This leaves new mothers at high risk of body image disturbance, depression, anxiety, disordered eating patterns, impaired milk production, and decreased psychological wellbeing. It can affect both mother and child’s future eating behaviors.
Usually mums who experience body image dissatisfaction turn to traditional weight-loss methods such as dieting and food restriction. Unfortunately, weight-focused thinking is usually ineffective for weight loss and often leads to women depriving themselves of the foods they love.
This then can result in food pre-occupation, consistent cycling between weight loss and weight gain, even greater body image dissatisfaction levels, and dangerous eating habits such as avoiding whole food groups, binge eating or fasting.
These eating habits can impact an already fragile psychological wellbeing, especially at a time when mothers have the extra responsibility of caring for a young child.
Restricting the foods we can eat makes us more preoccupied with food. Non-dieting eating styles involve listening to your body’s internal cues to eat when you’re hungry, but learning to stop eating when you’re full.
They also encourage concentrating on the texture, smell and taste of food as it’s being eaten, moving your body for enjoyment every day rather than sticking to grueling exercise routines, being kind to yourself when it comes to your body’s natural shape and size, and ending self-deprivation and food preoccupation by eliminating all forms of dieting.
It has been found that women who follow non-dieting eating styles have better physical and psychological health outcomes and are happier with their current weight. They also have better self-esteem and achieve greater weight loss than those who do not.

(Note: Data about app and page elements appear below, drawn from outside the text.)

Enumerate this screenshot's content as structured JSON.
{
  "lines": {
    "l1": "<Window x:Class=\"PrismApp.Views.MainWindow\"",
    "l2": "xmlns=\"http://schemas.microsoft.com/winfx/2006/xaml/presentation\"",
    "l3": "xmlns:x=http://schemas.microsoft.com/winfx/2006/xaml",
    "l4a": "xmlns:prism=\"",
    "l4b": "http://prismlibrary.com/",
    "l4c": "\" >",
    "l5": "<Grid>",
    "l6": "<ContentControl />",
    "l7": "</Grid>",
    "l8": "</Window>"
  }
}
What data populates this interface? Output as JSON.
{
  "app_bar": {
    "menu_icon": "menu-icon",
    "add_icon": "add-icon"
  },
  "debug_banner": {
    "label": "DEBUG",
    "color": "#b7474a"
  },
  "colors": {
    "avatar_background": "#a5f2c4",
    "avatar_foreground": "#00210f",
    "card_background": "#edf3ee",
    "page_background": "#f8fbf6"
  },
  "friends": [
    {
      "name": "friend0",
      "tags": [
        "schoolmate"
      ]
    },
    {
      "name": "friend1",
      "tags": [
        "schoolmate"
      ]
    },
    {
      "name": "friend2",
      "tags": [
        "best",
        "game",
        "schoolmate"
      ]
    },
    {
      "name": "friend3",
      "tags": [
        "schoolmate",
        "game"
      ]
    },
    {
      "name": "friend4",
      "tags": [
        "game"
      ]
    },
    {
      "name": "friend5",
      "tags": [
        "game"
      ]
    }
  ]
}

In 2017, we surveyed 419 women who had children between the ages of six months and four years and found only 32% of new mothers in Australia followed non-dieting eating styles. So a majority of new mothers are at risk of unhealthy weight control behaviors.
We also found the mothers who reported following non-dieting eating styles were happier with the size and shape of their post-pregnancy bodies, ate a broader variety of healthier foods, were less likely to binge eat when emotional and less likely to suffer symptoms of depression and anxiety, and had higher self-esteem levels. This research is awaiting publication.
Many pregnant women are often unprepared for the physical changes that occur once they’ve given birth. This may be due to the many images and examples shown in the media and unrealistic societal and self-imposed expectations.
Education at a prenatal level about the drawbacks of dieting and the benefits of non-dieting eating styles could better prepare women for developing healthy body image and appropriate eating behaviors and attitudes for the future.
This article was originally published on The Conversation. Read the original article.